What is an expert witness
Halt | January 24, 2020 | 0 Comments

What Is an Expert Witness and How Do You Get Them?

What is an expert witness? A key component that can literally make or break the outcome of a trial.

But hiring one can cost anywhere from $200-$1000 an hour, or even into the triple digits for more specialized topics. So you want to be sure that the witness will provide the value that you’re looking for.

Read on to learn why you might need them for your case and how to find them.

What Is an Expert Witness?

Lawyers bring in expert witnesses when they need to explain something to the jury that the average layperson wouldn’t understand.
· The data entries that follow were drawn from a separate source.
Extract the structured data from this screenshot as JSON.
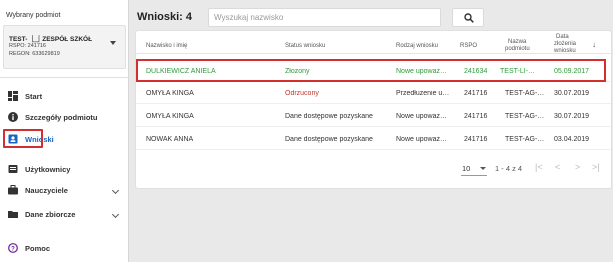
{
  "sidebar": {
    "caption": "Wybrany podmiot",
    "org": {
      "name": "TEST- ⎿⏌ZESPÓŁ SZKÓŁ",
      "rspo": "RSPO: 241716",
      "regon": "REGON: 633629819"
    },
    "items": [
      {
        "label": "Start",
        "icon": "dashboard-icon"
      },
      {
        "label": "Szczegóły podmiotu",
        "icon": "info-icon"
      },
      {
        "label": "Wnioski",
        "icon": "id-card-icon"
      },
      {
        "label": "Użytkownicy",
        "icon": "users-icon"
      },
      {
        "label": "Nauczyciele",
        "icon": "briefcase-icon"
      },
      {
        "label": "Dane zbiorcze",
        "icon": "folder-icon"
      },
      {
        "label": "Pomoc",
        "icon": "help-icon"
      }
    ]
  },
  "header": {
    "title": "Wnioski: 4",
    "search_placeholder": "Wyszukaj nazwisko"
  },
  "table": {
    "columns": {
      "name": "Nazwisko i imię",
      "status": "Status wniosku",
      "type": "Rodzaj wniosku",
      "rspo": "RSPO",
      "entity1": "Nazwa",
      "entity2": "podmiotu",
      "date1": "Data",
      "date2": "złożenia",
      "date3": "wniosku"
    },
    "rows": [
      {
        "name": "DULKIEWICZ ANIELA",
        "status": "Złożony",
        "type": "Nowe upoważ…",
        "rspo": "241634",
        "entity": "TEST-LI-…",
        "date": "05.09.2017"
      },
      {
        "name": "OMYŁA KINGA",
        "status": "Odrzucony",
        "type": "Przedłużenie u…",
        "rspo": "241716",
        "entity": "TEST-AG-…",
        "date": "30.07.2019"
      },
      {
        "name": "OMYŁA KINGA",
        "status": "Dane dostępowe pozyskane",
        "type": "Nowe upoważ…",
        "rspo": "241716",
        "entity": "TEST-AG-…",
        "date": "30.07.2019"
      },
      {
        "name": "NOWAK ANNA",
        "status": "Dane dostępowe pozyskane",
        "type": "Nowe upoważ…",
        "rspo": "241716",
        "entity": "TEST-AG-…",
        "date": "03.04.2019"
      }
    ]
  },
  "pagination": {
    "page_size": "10",
    "range": "1 - 4 z 4",
    "first": "|<",
    "prev": "<",
    "next": ">",
    "last": ">|"
  },
  "colors": {
    "accent": "#1565c0",
    "selected_text": "#2e9b3a",
    "rejected_text": "#c0392b",
    "highlight": "#d32f2f"
  }
}
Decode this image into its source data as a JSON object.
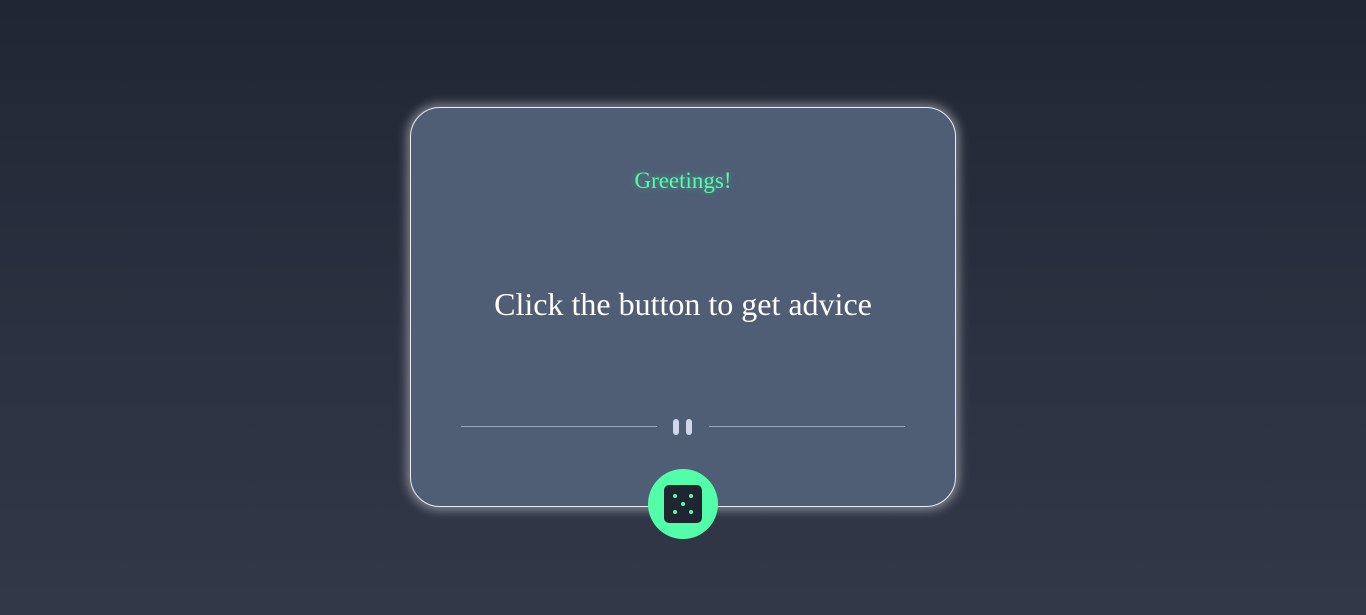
{
  "card": {
    "greeting": "Greetings!",
    "advice": "Click the button to get advice"
  },
  "divider": {
    "icon": "pause-icon"
  },
  "dice_button": {
    "icon": "dice-icon"
  },
  "colors": {
    "background_top": "#202633",
    "background_bottom": "#323848",
    "card": "#4f5d75",
    "accent": "#52ffa8",
    "text": "#ffffff",
    "dice_face": "#1f2632"
  }
}
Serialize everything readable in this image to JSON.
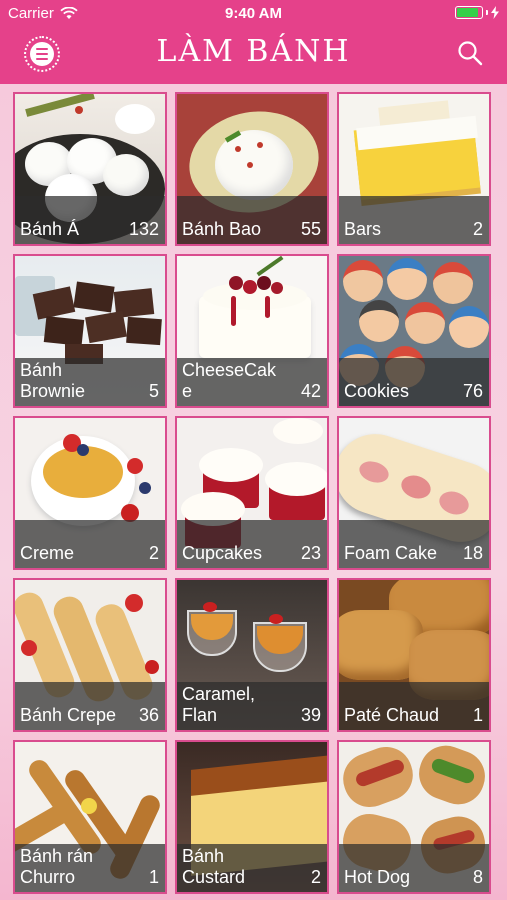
{
  "status_bar": {
    "carrier": "Carrier",
    "time": "9:40 AM",
    "battery_level": 0.8
  },
  "nav": {
    "logo": "LÀM BÁNH",
    "menu_icon": "menu-icon",
    "search_icon": "search-icon"
  },
  "colors": {
    "brand": "#e5418a",
    "caption_bg": "#2d2d2d",
    "battery": "#35d04a"
  },
  "categories": [
    {
      "name": "Bánh Á",
      "count": "132"
    },
    {
      "name": "Bánh Bao",
      "count": "55"
    },
    {
      "name": "Bars",
      "count": "2"
    },
    {
      "name": "Bánh\nBrownie",
      "count": "5"
    },
    {
      "name": "CheeseCak\ne",
      "count": "42"
    },
    {
      "name": "Cookies",
      "count": "76"
    },
    {
      "name": "Creme",
      "count": "2"
    },
    {
      "name": "Cupcakes",
      "count": "23"
    },
    {
      "name": "Foam Cake",
      "count": "18"
    },
    {
      "name": "Bánh Crepe",
      "count": "36"
    },
    {
      "name": "Caramel,\nFlan",
      "count": "39"
    },
    {
      "name": "Paté Chaud",
      "count": "1"
    },
    {
      "name": "Bánh rán\nChurro",
      "count": "1"
    },
    {
      "name": "Bánh\nCustard",
      "count": "2"
    },
    {
      "name": "Hot Dog",
      "count": "8"
    }
  ]
}
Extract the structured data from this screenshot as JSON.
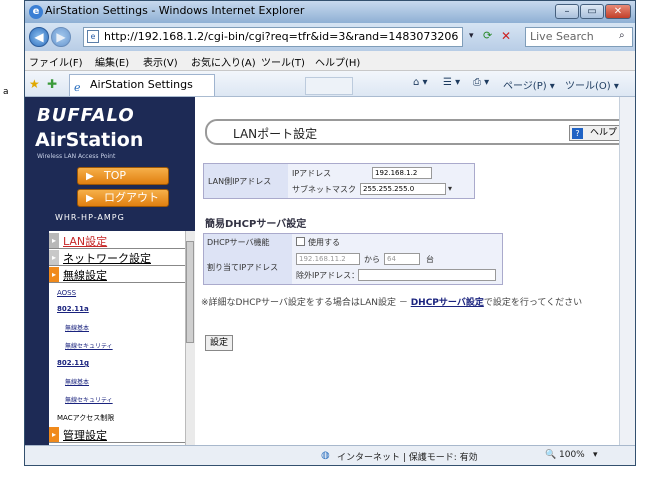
{
  "window": {
    "title": "AirStation Settings - Windows Internet Explorer"
  },
  "address": {
    "url": "http://192.168.1.2/cgi-bin/cgi?req=tfr&id=3&rand=1483073206",
    "search_placeholder": "Live Search"
  },
  "menubar": {
    "items": [
      "ファイル(F)",
      "編集(E)",
      "表示(V)",
      "お気に入り(A)",
      "ツール(T)",
      "ヘルプ(H)"
    ]
  },
  "tab": {
    "label": "AirStation Settings"
  },
  "toolbar": {
    "page_label": "ページ(P) ▾",
    "tools_label": "ツール(O) ▾"
  },
  "sidebar": {
    "brand": "BUFFALO",
    "product": "AirStation",
    "tagline": "Wireless LAN Access Point",
    "top_button": "TOP",
    "logout_button": "ログアウト",
    "model": "WHR-HP-AMPG",
    "menu": [
      {
        "type": "section",
        "label": "LAN設定",
        "active": true
      },
      {
        "type": "section",
        "label": "ネットワーク設定",
        "active": false
      },
      {
        "type": "section",
        "label": "無線設定",
        "active": true
      },
      {
        "type": "sub",
        "label": "AOSS"
      },
      {
        "type": "sub",
        "label": "802.11a"
      },
      {
        "type": "sub2",
        "label": "無線基本"
      },
      {
        "type": "sub2",
        "label": "無線セキュリティ"
      },
      {
        "type": "sub",
        "label": "802.11g"
      },
      {
        "type": "sub2",
        "label": "無線基本"
      },
      {
        "type": "sub2",
        "label": "無線セキュリティ"
      },
      {
        "type": "sub",
        "label": "MACアクセス制限"
      },
      {
        "type": "section",
        "label": "管理設定",
        "active": true
      }
    ]
  },
  "main": {
    "heading": "LANポート設定",
    "help_label": "ヘルプ",
    "lan": {
      "row_label": "LAN側IPアドレス",
      "ip_label": "IPアドレス",
      "ip_value": "192.168.1.2",
      "mask_label": "サブネットマスク",
      "mask_value": "255.255.255.0"
    },
    "dhcp": {
      "title": "簡易DHCPサーバ設定",
      "function_label": "DHCPサーバ機能",
      "use_label": "使用する",
      "use_checked": false,
      "range_label": "割り当てIPアドレス",
      "range_start": "192.168.11.2",
      "range_from": "から",
      "range_count": "64",
      "range_unit": "台",
      "exclude_label": "除外IPアドレス："
    },
    "note_prefix": "※詳細なDHCPサーバ設定をする場合はLAN設定 － ",
    "note_link": "DHCPサーバ設定",
    "note_suffix": "で設定を行ってください",
    "set_button": "設定"
  },
  "statusbar": {
    "zone": "インターネット | 保護モード: 有効",
    "zoom": "100%"
  },
  "side_marker": "a"
}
For example, doctors are often brought in to testify during medical malpractice cases. It’s important for juries to know what would (or wouldn’t) have happened had the doctor involved in the case taken different actions.

Expert witnesses are independent of the case. Unlike regular witnesses who are called in to tell the jury what they know about the case, expert witnesses don’t have any personal knowledge of the case.

As such, the rules for expert witnesses are a little different. Regular witnesses are only allowed to testify about what they saw or heard. They are not allowed to give their opinion.

Expert witnesses explain how something relevant to the case works. They also analyze the facts and give their professional opinion on them. The opinion must be based on sound science.

They are allowed to discuss even pieces of evidence that are considered inadmissible. For example, X-rays might normally be considered hearsay in court, but a doctor can examine and testify about them.

Who Can Be an Expert Witness?

Anyone who has specialized knowledge in a particular field or topic can be an expert witness. Doctors or medical specialists often testify in cases of malpractice. Accountants and other financial experts, forensic scientists, mental health practitioners, and vocational experts all commonly appear as expert witnesses in courts.

Sometimes, unusual expert witnesses are in order. Consider this example of a personal injury case in which the client slipped on a tree nut in the parking lot of a major company. The attorney called in an arborist as an expert witness to explain the life cycle of the tree nut.

His explanation indicated that the nut had been there for over a week. This, in turn, indicated that the nut had been there long enough that it should have been cleaned up during routine maintenance, thus winning the case.

The best expert witnesses take complex, high-level topics and explain them in a way that the average person can understand. Helping the jury understand a key component of the case can literally change the outcome.

In some cases, the information is as complex as the lifecycle of a tree nut.

Qualifications of an Expert Witness

Of course, in order to be an effective expert witness, their qualifications must first be established. It’s easy for the opposing counsel to discredit an expert witness if they don’t have a solid profile.

To that end, the witness will prepare a report detailing their credentials. The report will also show how their knowledge fits in with the case and why their opinion is relevant.

Additionally, as the witness gives their testimony, they should supply the court with facts and information as well as explain their relevance to the subject matter.

In the case of scientific testimony, the expert will also have to explain the process they used to arrive at their conclusion. Without this information, it is relatively simple for opposing counsel to call into question the witness’ testimony.

The admissibility of the witness’ testimony is entirely reliant on the judge. If the judge determines that their process was flawed, the rate of error is too high, or the results are not reproducible, they can deem the testimony inadmissible and the time and money you put into the witness go out the window.

How to Find an Expert Witness

Not all expert witnesses are created equal. The right one makes all the difference in court so you must choose carefully.

Simply typing “expert witness near me” in Google will probably return a list of results. But they will be mediocre at best. Hiring an expert witness is expensive, and as we’ve seen, everything has to be done right to avoid losing their testimony or its credibility.

Going through a company that provides expert witness referrals is a better move. They thoroughly vet each expert witness in their directory to ensure high-quality witnesses.

Some referral services specialize in a certain type of witness, like medical experts. Others are more general.

Your lawyer may also already have connections with expert witnesses they’ve used in the past. Or they may be able to ask around amongst their colleagues for a referral.

For a very specific or unusual type of expert, like an arborist, you might need to go knocking on doors at your local university to find a suitable expert. But if the expert you find has never testified in court before, be sure that your attorney is prepared to coach them well on how to present themselves and their opinion.

Turning the Tide of Your Court Case

We hope we’ve cleared up the question “what is an expert witness?” As you’ve learned, expert witnesses can be expensive but integral to the success of your case. As always, talk your situation over with your lawyer to effectively plan your strategy.

Looking for more great law advice? Keep browsing our site! We have information on everything from how to handle a personal injury case to filing for divorce.


Halt.org is a Law Directory that connects people in need with attorneys that can help protect them. Every day hundreds of thousands of people come to Halt.org searching for the top lawyers in the nation looking to find answers to questions, as well as lawyers that might be able to help protect them. Smart lawyers list their law firm's name address and phone number as well as their, awards and credentials, operating hours. To make the Law Office available to thousands of potential clients.